Starring: James Franco, John Lithgow. David Oyelowo, Tom Felton
Rated: PG-13, for violence and intense frightening sequences
Runtime: 1 hour, 50 minutes
Bottom line: Surprisingly smart and thrilling
"Rise of the Planet of the Apes" might be the best of this summer's blockbusters, which no one in the world saw coming.
It's a "prequel," which is often synonymous with "bad movie," because prequels usually try to either explain the backstory of a successful movie, which we inferred perfectly well already, or they change that backstory in a transparent attempt to reboot the franchise.
I expected "Rise of the Planet of the Apes" to do little more than the former, to plod along from point A to Z until we exhaustively understand how Charlton Heston ended up with those "damned dirty apes."
Instead, this movie does something akin to the 2009 "Star Trek." It stands on its own without relying too much on the strength of the franchise, yet it doesn't ask us to forget the previous movies, either.
This is a retelling more than a prequel, and it works surprisingly well.
The story builds on a scenario extremely similar to the recent documentary "Project Nim." That film documents what happens when a handful of researchers and their families bring a young chimpanzee into their homes and try to raise it as a human child.
In "Rise of the Planet of the Apes," biochemical researcher Will Rodman (James Franco) brings home an infant ape whose mother was a test subject for an experimental Alzheimer's disease drug.

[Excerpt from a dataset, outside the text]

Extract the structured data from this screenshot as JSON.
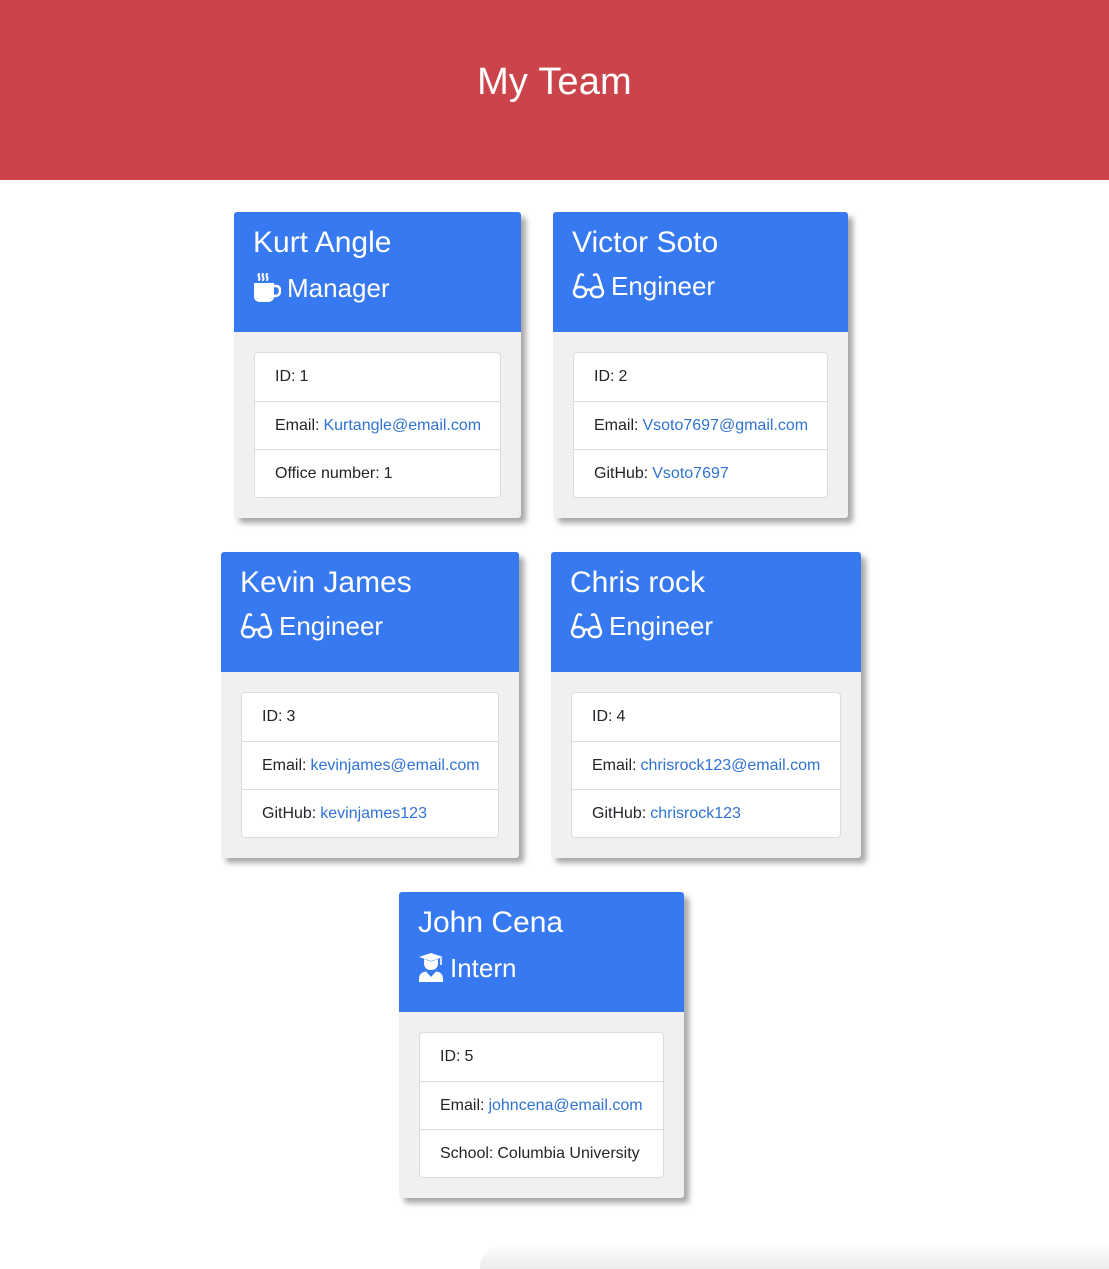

Will's father Charles (John Lithgow), who suffers from Alzheimer's, lives with Will and instantly adores the ape, whom he names Caesar. Will's experimental drug heightened the intelligence of Caesar's mother before her unfortunate death, and it cures Charles. Will soon discovers that Caesar inherited his mother's extraordinary intelligence.
Will and Charles raise Caesar in their home, and in many ways he is more human than ape. But just like in "Project Nim," Caesar's ape nature eventually emerges.
After an incident in which Caesar injures a neighbor while trying to protect Charles, Caesar is placed in a primate facility that is more prison than sanctuary. This is when Caesar begins to develop into one of the more interesting characters we've seen in some time.
He resents Will for abandoning him, he misses Charles, he is forced to assimilate into a primate society for the first time and he is abused by his new keepers. He possesses the intelligence and self-awareness of a young man yet he can't verbally communicate his feelings.
It would have been easy for the filmmakers to mutate Caesar into a villain and turn this into the usual exploitative summer monster movie. Caesar does, of course, lead his fellow primates down certain destructive paths.
However, Caesar maintains his humanity and complexity throughout the film and becomes the hero.
The villains are the CEO of the biochemical corporation (David Oyelowo), who heartlessly disregards the damage his company's research inflicts on the apes, and one of Caesar's handlers at the facility (Tom Felton), who enjoys torturing the animals.
It is Caesar, an ape created using motion-capture and CGI, who emerges as the most human of characters. We, on the other hand, are asked to consider what, other than biology, makes us human. Not a new question, but one which still resonates.
Andy Serkis performed Caesar's role during the motion-capture process. Serkis gained famed for his portrayal of Gollum in the Lord of the Rings movies, and he turns in another brilliant pantomime performance here.
The animators deserve huge credit, too, for embuing all the primates with believable emotions.
Does "Rise of the Planet of the Apes" reboot the franchise? Resurrect is more accurate, since this property was essentially dead.
The original "Planet of the Apes" came out in 1968, and a quick succession of sequels and TV series ground the franchise deep into the ground. Tim Burton's 2001 remake did nothing to revive the franchise.
Well, now it's back, and if director Rupert Wyatt handles the sequels with the same care and compassionate as this, that is very good news.
Jeff Marker is a media studies professor at Gainesville State College.